#### [Work required]
Find and copy each line of the data that includes "JSON".

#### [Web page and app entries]
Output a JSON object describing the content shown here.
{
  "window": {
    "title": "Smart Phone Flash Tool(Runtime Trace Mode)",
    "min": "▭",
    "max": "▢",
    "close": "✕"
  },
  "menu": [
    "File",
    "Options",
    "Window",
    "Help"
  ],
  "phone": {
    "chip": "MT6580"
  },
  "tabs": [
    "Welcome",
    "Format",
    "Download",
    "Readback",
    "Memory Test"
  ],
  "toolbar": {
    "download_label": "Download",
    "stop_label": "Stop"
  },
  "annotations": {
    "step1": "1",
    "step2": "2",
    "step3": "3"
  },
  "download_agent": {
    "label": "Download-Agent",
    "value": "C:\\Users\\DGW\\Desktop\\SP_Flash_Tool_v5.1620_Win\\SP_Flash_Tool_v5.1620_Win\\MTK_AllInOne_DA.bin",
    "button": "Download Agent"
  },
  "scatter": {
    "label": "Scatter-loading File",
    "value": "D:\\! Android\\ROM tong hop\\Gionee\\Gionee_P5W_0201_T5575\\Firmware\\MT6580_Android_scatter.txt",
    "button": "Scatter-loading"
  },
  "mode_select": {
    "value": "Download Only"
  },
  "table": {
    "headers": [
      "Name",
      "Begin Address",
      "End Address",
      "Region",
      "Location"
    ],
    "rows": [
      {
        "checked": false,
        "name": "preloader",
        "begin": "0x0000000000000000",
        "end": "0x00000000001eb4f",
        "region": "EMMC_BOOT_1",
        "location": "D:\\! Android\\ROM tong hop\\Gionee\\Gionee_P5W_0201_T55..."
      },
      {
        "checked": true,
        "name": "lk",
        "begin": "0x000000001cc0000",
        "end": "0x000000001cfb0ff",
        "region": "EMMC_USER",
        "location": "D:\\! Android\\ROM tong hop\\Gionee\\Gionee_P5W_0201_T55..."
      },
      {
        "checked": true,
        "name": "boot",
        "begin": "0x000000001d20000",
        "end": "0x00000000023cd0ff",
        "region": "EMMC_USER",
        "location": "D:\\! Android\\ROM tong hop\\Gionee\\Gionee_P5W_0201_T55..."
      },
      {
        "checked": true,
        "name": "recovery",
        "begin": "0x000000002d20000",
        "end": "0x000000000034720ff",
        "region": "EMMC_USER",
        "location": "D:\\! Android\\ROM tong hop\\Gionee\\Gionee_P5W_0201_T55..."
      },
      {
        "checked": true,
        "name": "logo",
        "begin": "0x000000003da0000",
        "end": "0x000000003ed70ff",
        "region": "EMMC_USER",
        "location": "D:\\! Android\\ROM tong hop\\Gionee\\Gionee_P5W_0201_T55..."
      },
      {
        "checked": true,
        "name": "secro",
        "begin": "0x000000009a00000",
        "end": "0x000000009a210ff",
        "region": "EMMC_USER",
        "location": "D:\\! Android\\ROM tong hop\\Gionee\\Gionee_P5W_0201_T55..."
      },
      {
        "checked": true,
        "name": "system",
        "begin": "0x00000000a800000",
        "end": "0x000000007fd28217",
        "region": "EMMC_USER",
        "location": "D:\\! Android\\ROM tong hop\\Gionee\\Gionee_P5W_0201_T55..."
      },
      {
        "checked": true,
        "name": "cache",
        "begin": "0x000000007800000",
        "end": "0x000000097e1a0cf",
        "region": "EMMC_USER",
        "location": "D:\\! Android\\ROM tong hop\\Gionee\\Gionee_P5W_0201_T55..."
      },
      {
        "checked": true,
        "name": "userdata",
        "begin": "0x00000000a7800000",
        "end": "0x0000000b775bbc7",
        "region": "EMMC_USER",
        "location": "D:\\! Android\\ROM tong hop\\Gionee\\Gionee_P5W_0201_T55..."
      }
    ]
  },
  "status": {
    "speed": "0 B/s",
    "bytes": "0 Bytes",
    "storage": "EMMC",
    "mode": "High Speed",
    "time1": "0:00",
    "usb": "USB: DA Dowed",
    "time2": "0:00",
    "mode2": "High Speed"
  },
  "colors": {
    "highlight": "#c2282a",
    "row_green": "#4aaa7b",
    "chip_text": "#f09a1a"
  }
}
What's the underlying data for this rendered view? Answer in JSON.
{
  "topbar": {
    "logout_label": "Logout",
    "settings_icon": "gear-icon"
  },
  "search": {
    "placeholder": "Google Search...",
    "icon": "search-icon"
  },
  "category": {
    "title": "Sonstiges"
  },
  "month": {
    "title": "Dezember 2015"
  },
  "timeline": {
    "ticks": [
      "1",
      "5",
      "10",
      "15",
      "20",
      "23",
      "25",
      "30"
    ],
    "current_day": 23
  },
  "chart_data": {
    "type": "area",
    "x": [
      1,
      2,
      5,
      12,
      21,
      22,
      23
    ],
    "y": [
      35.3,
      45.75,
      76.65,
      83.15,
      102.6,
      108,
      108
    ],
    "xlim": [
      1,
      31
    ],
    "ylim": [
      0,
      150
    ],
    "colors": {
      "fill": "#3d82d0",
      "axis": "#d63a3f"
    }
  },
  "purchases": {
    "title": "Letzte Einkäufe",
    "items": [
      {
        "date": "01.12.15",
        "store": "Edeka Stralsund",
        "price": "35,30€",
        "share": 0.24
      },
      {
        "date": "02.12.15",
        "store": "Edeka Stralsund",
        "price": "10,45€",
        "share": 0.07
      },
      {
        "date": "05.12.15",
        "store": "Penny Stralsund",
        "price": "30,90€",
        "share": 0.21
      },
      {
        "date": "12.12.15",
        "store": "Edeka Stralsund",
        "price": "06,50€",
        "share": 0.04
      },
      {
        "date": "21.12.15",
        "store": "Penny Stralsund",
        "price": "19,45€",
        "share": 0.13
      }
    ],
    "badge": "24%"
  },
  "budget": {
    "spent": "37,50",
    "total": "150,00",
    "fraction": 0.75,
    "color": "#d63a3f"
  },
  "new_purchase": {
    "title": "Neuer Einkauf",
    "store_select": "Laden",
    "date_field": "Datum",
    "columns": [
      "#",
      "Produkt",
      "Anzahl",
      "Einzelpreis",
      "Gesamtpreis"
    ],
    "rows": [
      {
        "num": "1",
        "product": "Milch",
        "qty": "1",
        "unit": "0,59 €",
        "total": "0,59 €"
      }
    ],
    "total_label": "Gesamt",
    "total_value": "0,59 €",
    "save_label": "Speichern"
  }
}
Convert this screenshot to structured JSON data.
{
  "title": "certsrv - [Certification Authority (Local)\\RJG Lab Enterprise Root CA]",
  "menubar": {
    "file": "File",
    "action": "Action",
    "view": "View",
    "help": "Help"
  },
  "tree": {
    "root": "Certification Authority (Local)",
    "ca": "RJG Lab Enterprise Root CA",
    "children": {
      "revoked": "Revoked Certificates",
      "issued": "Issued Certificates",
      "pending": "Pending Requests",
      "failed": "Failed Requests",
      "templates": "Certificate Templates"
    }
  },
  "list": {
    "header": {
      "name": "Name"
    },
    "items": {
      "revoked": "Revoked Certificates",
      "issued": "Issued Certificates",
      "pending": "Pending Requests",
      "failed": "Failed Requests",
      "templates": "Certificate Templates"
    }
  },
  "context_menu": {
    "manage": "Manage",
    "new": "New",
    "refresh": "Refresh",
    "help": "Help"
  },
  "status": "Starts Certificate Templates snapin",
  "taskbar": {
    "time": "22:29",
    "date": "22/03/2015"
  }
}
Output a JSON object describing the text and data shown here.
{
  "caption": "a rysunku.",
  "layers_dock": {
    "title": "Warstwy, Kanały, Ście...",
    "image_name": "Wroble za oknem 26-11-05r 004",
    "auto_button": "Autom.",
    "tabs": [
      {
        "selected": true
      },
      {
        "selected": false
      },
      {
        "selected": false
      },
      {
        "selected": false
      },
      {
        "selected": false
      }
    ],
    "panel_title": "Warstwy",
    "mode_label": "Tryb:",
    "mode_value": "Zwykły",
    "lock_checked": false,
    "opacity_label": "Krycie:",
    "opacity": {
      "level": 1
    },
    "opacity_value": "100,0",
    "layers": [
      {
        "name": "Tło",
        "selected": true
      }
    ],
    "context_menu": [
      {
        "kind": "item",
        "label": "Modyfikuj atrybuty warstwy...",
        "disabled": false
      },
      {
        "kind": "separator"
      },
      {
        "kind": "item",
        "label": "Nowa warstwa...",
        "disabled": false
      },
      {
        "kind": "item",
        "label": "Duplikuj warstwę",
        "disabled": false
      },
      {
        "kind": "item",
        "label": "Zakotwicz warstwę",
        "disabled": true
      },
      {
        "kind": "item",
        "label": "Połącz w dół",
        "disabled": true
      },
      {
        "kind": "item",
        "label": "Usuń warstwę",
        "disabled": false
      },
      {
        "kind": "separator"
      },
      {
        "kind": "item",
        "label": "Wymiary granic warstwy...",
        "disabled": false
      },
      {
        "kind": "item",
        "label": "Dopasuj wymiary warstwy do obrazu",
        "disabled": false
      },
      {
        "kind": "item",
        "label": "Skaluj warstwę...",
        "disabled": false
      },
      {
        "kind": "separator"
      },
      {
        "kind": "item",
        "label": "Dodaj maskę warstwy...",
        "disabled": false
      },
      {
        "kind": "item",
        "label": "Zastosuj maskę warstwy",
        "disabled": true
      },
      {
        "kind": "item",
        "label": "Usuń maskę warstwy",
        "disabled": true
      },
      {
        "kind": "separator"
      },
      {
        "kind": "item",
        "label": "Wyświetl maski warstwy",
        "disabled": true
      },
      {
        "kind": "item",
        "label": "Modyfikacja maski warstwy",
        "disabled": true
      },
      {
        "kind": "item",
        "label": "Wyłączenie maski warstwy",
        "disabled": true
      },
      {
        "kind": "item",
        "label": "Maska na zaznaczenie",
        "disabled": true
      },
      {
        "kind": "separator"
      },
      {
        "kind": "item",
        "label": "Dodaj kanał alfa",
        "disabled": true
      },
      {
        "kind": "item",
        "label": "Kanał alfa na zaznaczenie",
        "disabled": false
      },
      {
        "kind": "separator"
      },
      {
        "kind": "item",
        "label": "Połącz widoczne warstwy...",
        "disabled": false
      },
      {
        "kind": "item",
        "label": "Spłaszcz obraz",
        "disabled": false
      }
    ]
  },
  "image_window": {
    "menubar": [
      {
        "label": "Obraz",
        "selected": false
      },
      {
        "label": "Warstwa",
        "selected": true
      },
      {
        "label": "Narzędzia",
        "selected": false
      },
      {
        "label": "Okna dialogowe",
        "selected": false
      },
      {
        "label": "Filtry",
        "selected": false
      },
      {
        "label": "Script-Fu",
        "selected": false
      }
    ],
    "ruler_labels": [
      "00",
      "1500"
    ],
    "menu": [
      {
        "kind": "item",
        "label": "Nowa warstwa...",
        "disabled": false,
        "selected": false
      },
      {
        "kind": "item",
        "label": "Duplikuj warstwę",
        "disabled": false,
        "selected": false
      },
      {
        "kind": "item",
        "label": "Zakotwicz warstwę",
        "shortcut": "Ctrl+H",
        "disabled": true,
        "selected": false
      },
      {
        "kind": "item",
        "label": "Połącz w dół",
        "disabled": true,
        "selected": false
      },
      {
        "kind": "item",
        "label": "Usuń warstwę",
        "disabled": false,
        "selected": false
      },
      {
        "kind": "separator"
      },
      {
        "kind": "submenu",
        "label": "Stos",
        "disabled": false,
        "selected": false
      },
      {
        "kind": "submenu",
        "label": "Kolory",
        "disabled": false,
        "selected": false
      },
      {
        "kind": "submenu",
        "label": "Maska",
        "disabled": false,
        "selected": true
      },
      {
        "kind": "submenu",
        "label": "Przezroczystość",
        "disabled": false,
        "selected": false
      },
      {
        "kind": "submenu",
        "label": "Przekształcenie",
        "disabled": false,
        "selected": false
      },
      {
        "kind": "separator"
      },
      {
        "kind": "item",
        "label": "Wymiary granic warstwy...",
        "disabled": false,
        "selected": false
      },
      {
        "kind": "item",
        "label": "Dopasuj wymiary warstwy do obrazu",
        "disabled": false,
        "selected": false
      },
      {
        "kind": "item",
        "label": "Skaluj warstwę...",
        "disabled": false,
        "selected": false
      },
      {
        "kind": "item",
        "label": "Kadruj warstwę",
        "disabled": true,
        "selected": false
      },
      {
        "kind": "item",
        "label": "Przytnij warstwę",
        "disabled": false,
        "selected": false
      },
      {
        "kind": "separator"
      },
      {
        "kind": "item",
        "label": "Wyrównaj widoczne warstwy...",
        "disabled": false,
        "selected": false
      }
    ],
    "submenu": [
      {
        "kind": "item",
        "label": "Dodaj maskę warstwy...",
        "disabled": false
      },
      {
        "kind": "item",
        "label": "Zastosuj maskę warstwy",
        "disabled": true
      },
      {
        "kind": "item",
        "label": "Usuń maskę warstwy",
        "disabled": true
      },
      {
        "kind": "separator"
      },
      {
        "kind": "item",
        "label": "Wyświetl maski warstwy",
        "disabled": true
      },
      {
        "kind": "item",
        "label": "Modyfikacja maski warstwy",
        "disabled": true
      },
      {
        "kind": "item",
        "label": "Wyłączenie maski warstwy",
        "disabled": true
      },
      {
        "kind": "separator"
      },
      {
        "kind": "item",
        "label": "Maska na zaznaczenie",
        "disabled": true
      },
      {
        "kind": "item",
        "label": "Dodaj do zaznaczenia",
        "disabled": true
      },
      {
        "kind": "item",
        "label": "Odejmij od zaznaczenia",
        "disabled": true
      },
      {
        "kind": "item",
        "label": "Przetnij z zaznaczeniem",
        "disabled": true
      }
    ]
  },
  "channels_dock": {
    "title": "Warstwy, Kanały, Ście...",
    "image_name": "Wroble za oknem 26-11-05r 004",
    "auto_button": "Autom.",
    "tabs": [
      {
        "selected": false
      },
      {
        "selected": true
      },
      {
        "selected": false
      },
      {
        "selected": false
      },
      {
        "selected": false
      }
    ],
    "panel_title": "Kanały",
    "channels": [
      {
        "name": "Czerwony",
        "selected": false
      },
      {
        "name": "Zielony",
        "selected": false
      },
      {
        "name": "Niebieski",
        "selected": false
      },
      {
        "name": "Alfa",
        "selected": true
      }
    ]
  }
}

#### [Output of the task]
Output a JSON object describing the content shown here.
What's the underlying data for this rendered view? Answer in JSON.
Convert this screenshot to structured JSON data.
Output a JSON object describing the text and data shown here.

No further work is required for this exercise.